**ASSIGNMENT**: Word for word, give again the lines of the material below, from the one holding "Read all visible" to the last, with nothing added.

**SUPPLIED MATERIAL**:
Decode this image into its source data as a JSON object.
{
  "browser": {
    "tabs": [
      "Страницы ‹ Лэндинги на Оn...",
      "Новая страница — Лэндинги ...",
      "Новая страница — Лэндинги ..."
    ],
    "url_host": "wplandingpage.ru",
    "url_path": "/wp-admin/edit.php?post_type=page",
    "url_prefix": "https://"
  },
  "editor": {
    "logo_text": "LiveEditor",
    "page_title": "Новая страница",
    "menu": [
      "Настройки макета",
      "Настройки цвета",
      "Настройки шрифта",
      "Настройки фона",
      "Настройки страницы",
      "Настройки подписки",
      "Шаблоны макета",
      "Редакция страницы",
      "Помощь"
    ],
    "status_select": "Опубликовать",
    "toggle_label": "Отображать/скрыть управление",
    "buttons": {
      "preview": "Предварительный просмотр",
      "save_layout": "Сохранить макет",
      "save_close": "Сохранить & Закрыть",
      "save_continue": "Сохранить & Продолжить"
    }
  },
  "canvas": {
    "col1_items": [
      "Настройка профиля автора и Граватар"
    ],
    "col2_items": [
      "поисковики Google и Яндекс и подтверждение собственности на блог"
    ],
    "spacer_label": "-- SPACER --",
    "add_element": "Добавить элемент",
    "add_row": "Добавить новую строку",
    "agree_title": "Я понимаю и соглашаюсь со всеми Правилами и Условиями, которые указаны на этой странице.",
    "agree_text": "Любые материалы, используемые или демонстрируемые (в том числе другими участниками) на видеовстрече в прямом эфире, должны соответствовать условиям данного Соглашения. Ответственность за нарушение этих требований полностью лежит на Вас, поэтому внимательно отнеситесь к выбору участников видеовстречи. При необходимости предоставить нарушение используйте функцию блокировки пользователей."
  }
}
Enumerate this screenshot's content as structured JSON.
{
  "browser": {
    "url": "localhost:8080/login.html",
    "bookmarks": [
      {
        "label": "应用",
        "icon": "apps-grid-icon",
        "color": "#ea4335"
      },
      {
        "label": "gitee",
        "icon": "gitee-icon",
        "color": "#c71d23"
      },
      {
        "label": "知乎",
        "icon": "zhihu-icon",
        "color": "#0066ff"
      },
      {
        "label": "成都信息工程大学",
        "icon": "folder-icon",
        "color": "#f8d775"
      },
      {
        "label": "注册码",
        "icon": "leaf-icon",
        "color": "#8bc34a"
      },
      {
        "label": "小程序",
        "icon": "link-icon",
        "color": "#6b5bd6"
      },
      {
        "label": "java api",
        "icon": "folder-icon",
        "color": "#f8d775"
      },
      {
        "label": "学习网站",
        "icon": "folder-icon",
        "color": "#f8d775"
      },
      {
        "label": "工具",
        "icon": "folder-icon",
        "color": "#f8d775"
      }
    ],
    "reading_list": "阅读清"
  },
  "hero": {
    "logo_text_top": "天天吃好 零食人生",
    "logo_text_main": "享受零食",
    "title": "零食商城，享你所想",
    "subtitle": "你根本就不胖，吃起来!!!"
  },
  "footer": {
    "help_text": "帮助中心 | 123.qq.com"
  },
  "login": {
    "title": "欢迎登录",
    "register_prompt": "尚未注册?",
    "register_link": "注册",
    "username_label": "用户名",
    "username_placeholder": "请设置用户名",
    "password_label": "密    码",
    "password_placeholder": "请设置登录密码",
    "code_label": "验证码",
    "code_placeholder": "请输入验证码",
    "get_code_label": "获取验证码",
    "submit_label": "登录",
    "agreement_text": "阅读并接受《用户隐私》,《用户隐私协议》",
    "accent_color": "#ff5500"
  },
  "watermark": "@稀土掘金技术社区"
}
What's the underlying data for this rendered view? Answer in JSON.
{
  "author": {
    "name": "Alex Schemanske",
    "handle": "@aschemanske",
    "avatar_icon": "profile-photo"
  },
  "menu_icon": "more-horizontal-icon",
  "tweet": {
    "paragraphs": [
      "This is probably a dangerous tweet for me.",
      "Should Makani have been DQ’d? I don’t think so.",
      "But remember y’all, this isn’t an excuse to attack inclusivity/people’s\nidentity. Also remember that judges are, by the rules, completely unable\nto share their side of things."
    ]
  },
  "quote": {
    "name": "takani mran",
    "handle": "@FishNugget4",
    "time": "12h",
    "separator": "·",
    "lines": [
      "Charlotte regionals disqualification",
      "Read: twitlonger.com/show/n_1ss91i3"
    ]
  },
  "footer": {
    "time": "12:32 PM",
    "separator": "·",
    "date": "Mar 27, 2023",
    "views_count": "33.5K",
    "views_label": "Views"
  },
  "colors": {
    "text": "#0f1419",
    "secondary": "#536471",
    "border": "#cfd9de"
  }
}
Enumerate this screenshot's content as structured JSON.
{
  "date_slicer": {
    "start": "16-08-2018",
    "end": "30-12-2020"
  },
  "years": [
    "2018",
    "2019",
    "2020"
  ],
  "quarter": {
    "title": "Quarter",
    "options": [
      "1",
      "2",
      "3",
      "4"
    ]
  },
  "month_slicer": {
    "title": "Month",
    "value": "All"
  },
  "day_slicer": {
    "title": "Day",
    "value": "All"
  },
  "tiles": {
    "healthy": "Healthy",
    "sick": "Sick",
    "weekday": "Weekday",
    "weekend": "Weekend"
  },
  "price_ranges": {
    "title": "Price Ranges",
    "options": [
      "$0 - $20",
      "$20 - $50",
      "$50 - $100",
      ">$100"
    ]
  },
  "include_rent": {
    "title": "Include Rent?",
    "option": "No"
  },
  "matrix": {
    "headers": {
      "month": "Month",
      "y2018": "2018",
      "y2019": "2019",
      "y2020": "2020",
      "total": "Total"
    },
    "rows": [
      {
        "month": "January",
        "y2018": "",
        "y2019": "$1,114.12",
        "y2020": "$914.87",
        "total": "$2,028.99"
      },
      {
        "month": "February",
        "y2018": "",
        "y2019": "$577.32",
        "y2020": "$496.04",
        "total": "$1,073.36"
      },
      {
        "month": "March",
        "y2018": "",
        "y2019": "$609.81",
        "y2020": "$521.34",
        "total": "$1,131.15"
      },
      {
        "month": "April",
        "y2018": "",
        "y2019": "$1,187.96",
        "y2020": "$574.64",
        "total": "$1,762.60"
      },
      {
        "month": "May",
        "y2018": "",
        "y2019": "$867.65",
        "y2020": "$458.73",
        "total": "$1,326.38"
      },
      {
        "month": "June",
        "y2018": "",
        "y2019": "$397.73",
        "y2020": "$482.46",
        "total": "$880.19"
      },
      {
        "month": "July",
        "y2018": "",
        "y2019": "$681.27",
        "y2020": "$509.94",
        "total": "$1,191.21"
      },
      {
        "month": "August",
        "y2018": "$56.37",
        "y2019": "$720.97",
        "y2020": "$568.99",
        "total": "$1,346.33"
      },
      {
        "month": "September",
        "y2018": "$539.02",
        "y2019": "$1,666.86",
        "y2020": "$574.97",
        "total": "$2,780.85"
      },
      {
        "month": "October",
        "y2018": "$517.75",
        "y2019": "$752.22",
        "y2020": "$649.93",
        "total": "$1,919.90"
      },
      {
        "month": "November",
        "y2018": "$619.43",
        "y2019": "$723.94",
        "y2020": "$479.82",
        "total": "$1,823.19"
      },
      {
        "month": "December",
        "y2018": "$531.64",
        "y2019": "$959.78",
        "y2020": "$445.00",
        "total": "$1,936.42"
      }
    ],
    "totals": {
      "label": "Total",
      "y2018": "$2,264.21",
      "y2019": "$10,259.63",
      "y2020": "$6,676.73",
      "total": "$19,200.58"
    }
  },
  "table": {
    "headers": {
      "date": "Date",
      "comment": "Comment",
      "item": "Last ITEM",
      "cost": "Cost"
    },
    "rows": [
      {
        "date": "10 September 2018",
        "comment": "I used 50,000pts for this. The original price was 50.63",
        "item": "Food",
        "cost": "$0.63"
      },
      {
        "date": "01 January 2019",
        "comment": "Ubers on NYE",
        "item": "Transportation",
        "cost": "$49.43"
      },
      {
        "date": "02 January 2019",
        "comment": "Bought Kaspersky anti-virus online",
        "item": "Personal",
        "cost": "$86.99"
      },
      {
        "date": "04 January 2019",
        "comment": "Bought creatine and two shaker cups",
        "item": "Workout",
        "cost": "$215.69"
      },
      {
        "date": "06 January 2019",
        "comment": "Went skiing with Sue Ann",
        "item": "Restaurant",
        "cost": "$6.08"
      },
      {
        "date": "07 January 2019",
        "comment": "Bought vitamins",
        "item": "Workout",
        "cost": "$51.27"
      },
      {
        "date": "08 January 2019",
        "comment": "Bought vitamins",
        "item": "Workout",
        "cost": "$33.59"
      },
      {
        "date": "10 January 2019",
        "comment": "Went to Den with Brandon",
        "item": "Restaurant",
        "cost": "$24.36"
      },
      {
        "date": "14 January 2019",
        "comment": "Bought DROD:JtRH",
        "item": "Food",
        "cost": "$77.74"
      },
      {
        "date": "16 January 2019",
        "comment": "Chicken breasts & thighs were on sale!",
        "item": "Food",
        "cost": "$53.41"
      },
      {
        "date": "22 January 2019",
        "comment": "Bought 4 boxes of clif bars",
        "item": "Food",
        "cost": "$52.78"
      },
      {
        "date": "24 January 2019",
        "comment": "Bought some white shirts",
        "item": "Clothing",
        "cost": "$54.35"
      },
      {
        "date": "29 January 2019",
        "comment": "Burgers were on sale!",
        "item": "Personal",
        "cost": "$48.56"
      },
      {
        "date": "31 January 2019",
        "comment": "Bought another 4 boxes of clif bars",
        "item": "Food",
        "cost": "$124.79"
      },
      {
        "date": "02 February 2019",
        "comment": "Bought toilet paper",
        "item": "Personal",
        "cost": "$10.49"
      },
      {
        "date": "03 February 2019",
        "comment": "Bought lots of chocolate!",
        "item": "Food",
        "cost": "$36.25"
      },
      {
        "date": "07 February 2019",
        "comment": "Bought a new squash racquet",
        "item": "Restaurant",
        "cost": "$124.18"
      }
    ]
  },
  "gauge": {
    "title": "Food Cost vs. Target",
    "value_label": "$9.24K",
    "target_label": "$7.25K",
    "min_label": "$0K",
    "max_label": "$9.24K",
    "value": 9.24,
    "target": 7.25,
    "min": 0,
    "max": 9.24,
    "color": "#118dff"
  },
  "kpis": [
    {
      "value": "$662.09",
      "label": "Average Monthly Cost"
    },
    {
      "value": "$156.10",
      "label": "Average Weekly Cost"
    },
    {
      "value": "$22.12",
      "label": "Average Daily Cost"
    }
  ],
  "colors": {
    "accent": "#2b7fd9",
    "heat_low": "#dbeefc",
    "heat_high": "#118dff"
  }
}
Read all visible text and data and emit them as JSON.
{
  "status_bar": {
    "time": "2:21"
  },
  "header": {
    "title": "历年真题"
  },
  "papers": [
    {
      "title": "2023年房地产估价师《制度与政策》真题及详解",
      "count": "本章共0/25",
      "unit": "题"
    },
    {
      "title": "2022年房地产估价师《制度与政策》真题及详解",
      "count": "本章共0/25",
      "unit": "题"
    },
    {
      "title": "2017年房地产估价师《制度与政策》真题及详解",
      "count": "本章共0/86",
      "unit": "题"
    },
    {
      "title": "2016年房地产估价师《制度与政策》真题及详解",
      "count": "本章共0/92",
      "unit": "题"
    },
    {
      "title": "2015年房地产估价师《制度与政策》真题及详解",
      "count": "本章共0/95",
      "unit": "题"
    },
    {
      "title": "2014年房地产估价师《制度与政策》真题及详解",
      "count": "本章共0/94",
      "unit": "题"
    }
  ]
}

**EXERCISE RESPONSE**:
Read all visible text and data and emit them as JSON.
{
  "status_bar": {
    "time": "2:21"
  },
  "header": {
    "title": "历年真题"
  },
  "papers": [
    {
      "title": "2023年房地产估价师《制度与政策》真题及详解",
      "count": "本章共0/25",
      "unit": "题"
    },
    {
      "title": "2022年房地产估价师《制度与政策》真题及详解",
      "count": "本章共0/25",
      "unit": "题"
    },
    {
      "title": "2017年房地产估价师《制度与政策》真题及详解",
      "count": "本章共0/86",
      "unit": "题"
    },
    {
      "title": "2016年房地产估价师《制度与政策》真题及详解",
      "count": "本章共0/92",
      "unit": "题"
    },
    {
      "title": "2015年房地产估价师《制度与政策》真题及详解",
      "count": "本章共0/95",
      "unit": "题"
    },
    {
      "title": "2014年房地产估价师《制度与政策》真题及详解",
      "count": "本章共0/94",
      "unit": "题"
    }
  ]
}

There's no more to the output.